8
Oct 18

Interesting article that came across my desk the other day that I wanted to share!

Although it may seem somewhat self-explanatory at first glance, behaving in a tenant-like manner could really mean anything and would, therefore, be open to interpretation without solid guidelines behind it. Thankfully, such guidelines exist, and in this post we’ll explore exactly what behaving in a tenant-like manner actually means so you’ll know exactly what your responsibilities are.

What are the origins of the phrase, “tenant-like manner”?

CLICK HERE FOR FULL STORY

7
Oct 18

Halifax has reported that house price growth between July and September was 1.8% higher than in the preceding three months, marking the third consecutive quarterly rise.

Halifax revealed that on a monthly basis, average house prices fell by 1.4% in September, the second consecutive fall for this measure.

Mortgage approvals showed a small rise in August. Bank of England industry-wide figures show that the number of mortgages approved to finance house purchases – a leading indicator of completed house sales rose to 66,440 in August from 65,156 in July. The figure is very close to the 5 year average approval rate of 66,550, but is 2,000 above the monthly average for the previous 12 month period of 64,638.

The number of completed UK home sales remains near the monthly average for the past 12 months. On a monthly basis, sales rose between July and August to 99,120. In the three months to August sales increased by 1.2% from the previous three months. The volume of residential transactions has been broadly flat over the past year and is likely to remain so in the coming months.

CLICK HERE to read full story

7
Oct 18

The latest research from Paragon has found that a third of landlords are less likely to buy property if three-year tenancies are made compulsory under new government proposals.

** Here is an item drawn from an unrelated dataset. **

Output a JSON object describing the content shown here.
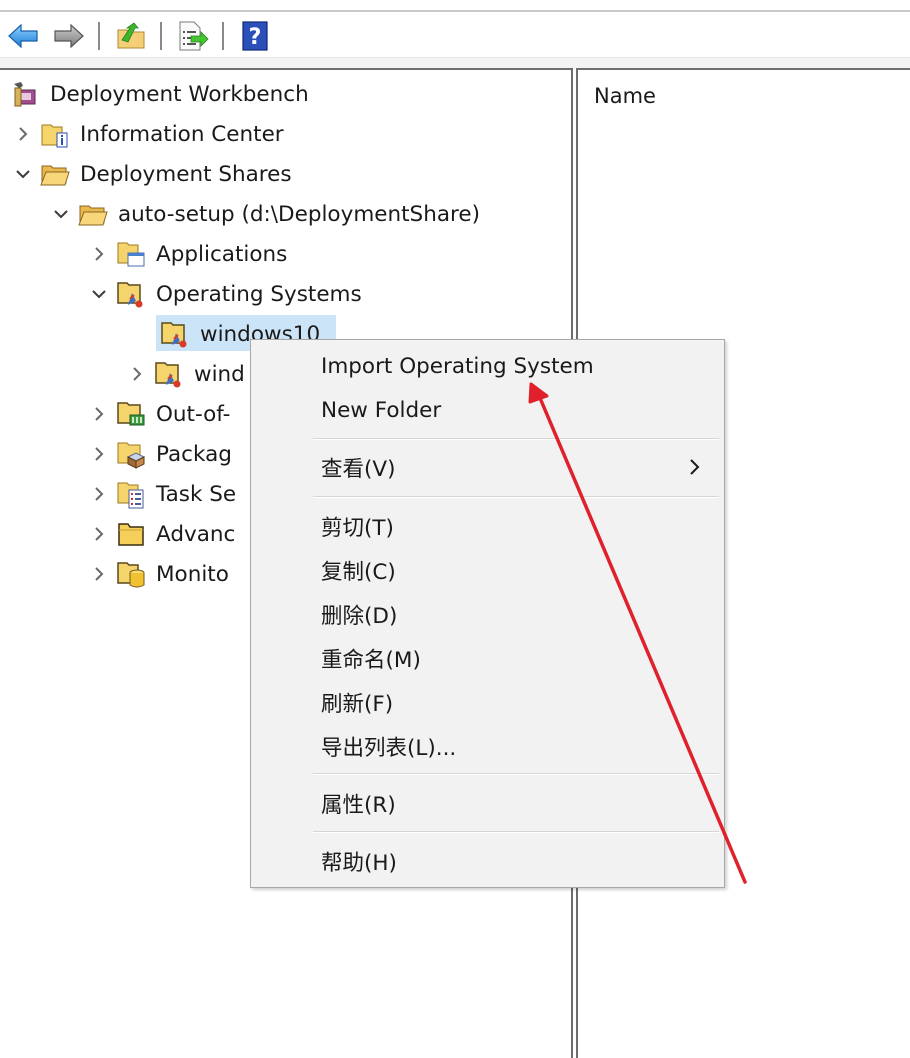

According to the report, 32% say they would be less likely to expand their portfolio further should government press ahead with compulsory or default three-year tenancies.

Paragon surveyed landlords on the issue to gain a deeper understanding of their views following the government’s recent consultation, ‘Overcoming the barriers to longer tenancies in the PRS’.

Asked if the introduction of a compulsory three-year tenancy would make them more or less likely to consider certain tenant types, the highest proportion of landlords said they would be more likely to consider older couples (36%), retired people (29%), families (25%) and older singles (25%).

Interestingly, landlords felt a compulsory three-year agreement could potentially make them less likely to consider mobile and itinerant groups, including students (45%), migrant workers (40%) and young singles (24%).

Working in concert through the then Council of Mortgage Lenders to co-ordinate action across the lender community, significant change was achieved and today many of the biggest lenders in the buy-to-let sector support landlords offering tenancies up to three years in duration.

John Heron, Director of Mortgages at Paragon said: “Landlords are highlighting that the diversity of the tenant population calls for a diversity of tenancy arrangements. While some groups value greater security, many other tenants favour flexibility. Young professionals, for example, value the flexibility that the PRS brings to move to different areas and to different types or property.

In light of these findings, rather than impose longer-term tenancies as the primary or default arrangement in law, it may be preferable to bolster tenants’ rights to choose from a range of different tenancy lengths and boost incentives to landlords to enter long term arrangements where requested.”

 

Original Story CLICK HERE